Help Page: http://uvit.iiap.res.in/Software/bswt/Help Present Version 2.0.0 (26 April 2017).   Aim of the tool is to inform the proposer whether the region of the sky around a science target is safe / unsafe for UVIT to take observations. The program scans for stars brighter than the safety threshold and lists out the count rates of these bright stars in all the 10 filters in the FUV and NUV telescopes. This program identifies all the bright stars within 20 arcmin radius of the target object.  See also guidelines document at the same website. Please note that as per the latest process used by UVIT this output is only used to check for filters of VIS (320-550 nm) channel; the checks for NUV/FUV filters are not made with this list.  Hence the following mandatory checks are necessary. 

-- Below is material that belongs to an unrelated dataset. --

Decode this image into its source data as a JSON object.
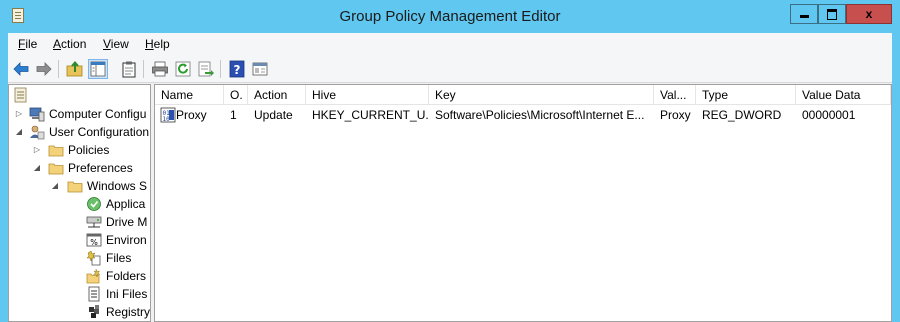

Mandatory checks to be done for UVIT observations

The UVIT is not designed to observe very bright sources and the presence of a bright source in the UVIT field of observation can cause “Bright Object Trigger” in the hardware that would switch OFF all three detectors. In addition, the presence of an ultra-bright source near the UVIT field of view will scatter excessive radiation beyond the allowed limit. One of the UVITs, the VIS channel is primarily used for the spacecraft tracking. It is the proposers’ responsibility to ensure smooth tracking during their proposed observations. Hence the proposers need to exercise extra caution in preparing a proposal for UVIT observations. It is strongly recommended that the proposers follow the guideline described in detail in the document

(ref: http://uvit.iiap.res.in/sites/uvit.iiap.res.in/files/Guidelines_for_proposal_submission_7.pdf, v 1.1 07 April 2017) for mandatory checks to be done for UVIT observations.

3.4       Preparing an ASTROSAT proposal

Proposers will need to register into the APPS before they can prepare proposals. Proposers  may  go  through  the  APPS  help  document  regarding  submission of  proposals.

3.5       Proposal handling in APPS

The receipt of each incoming proposal will be automatically acknowledged. At the end of submission date, the APPS will forward them to the ATAC for scientific review, while performing some assessments and preparing overall statistics on the response.   All the committees are constituted by Chairman, ISRO. 

The ATAC will assign priorities to each proposal as A, B and C (and, as needed, grade individual observations within a proposal). The ATAC may ask some proposers to reduce the observing time or the number of targets in a proposal. Such proposals will be made available for revision to the PIs. The proposers will be able to submit a revised proposal before the set deadline only for changes recommended by the ATAC. Such proposals, if not revised before the deadline, will be excluded from the list of successful proposal.

The technical feasibility of making the observations will be conducted by AstroSat Technical Committee (ATC) with support from Mission operations team. 

One of the parameters used to plan which observations will be carried out during a particular orbit, is the priority of the observations as allocated by the ATAC and ATC.  However, for operational reasons, no guarantee can be given that a particular observation will in fact be executed, regardless of its grade.